The current edition of the manual, which was published in 2000, describes 283 disorders — about triple the number in the first edition, published in 1952.
Experts say that some of the most crucial debates are likely to include gender identity, diagnoses of illness involving children, and addictions like shopping and eating.
Some of the debates you can see why they would be debated,
One example, Dr. First said, is binge eating, now in the manual’s appendix as a tentative category.
“A lot of people want that included in the manual,” Dr. First said, “and there’s some research out there, some evidence that drugs are helpful. But binge eating is also a normal behavior, and you run the risk of labeling up to 30 percent of people with a disorder they don’t really have.”
And some of the debates are not what one would expect,

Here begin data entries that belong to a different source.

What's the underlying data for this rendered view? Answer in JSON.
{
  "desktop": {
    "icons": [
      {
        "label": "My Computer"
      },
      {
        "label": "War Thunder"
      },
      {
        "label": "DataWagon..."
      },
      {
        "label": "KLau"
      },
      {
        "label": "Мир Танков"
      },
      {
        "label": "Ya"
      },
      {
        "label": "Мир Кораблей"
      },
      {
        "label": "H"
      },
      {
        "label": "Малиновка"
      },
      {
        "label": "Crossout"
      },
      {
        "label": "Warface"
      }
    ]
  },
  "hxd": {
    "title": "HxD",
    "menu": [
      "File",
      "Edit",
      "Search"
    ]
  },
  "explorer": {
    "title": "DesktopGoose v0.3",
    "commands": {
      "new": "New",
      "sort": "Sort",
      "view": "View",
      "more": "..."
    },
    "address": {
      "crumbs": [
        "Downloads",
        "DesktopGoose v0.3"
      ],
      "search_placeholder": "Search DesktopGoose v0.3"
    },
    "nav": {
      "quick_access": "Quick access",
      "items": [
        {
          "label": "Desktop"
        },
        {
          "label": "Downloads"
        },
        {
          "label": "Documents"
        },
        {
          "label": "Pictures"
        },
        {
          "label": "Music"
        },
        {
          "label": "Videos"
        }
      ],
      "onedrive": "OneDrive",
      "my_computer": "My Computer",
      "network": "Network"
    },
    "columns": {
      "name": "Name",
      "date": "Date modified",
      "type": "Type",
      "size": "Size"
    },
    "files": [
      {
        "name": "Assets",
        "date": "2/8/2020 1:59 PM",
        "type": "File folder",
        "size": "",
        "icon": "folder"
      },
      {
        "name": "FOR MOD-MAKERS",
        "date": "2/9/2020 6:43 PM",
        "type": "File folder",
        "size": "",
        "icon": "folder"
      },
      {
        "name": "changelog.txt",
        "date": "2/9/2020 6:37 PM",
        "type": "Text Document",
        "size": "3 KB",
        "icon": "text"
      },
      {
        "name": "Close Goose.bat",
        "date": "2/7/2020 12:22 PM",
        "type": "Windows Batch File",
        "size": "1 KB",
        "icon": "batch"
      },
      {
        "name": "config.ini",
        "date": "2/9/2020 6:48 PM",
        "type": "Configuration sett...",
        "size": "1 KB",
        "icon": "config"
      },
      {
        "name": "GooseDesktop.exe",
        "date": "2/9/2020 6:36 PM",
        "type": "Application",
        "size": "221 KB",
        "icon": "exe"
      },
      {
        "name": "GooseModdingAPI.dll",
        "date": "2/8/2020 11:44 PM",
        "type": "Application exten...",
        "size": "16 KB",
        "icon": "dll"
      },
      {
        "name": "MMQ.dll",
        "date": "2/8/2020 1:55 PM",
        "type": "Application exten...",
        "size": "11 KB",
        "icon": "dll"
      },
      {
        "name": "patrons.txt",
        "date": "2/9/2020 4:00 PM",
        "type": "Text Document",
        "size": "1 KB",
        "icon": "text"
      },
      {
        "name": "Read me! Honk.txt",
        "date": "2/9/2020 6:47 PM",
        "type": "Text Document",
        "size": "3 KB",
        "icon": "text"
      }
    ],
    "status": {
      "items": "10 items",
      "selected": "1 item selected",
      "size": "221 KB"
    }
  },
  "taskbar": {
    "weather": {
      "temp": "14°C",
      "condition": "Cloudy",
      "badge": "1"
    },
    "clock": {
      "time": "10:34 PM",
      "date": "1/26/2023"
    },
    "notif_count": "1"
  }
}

Transgender people are themselves divided about their place in the manual. Some transgender men and women want nothing to do with psychiatry and demand that the diagnosis be dropped. Others prefer that it remain, in some form, because a doctor’s written diagnosis is needed to obtain insurance coverage for treatment or surgery.
So there you have it.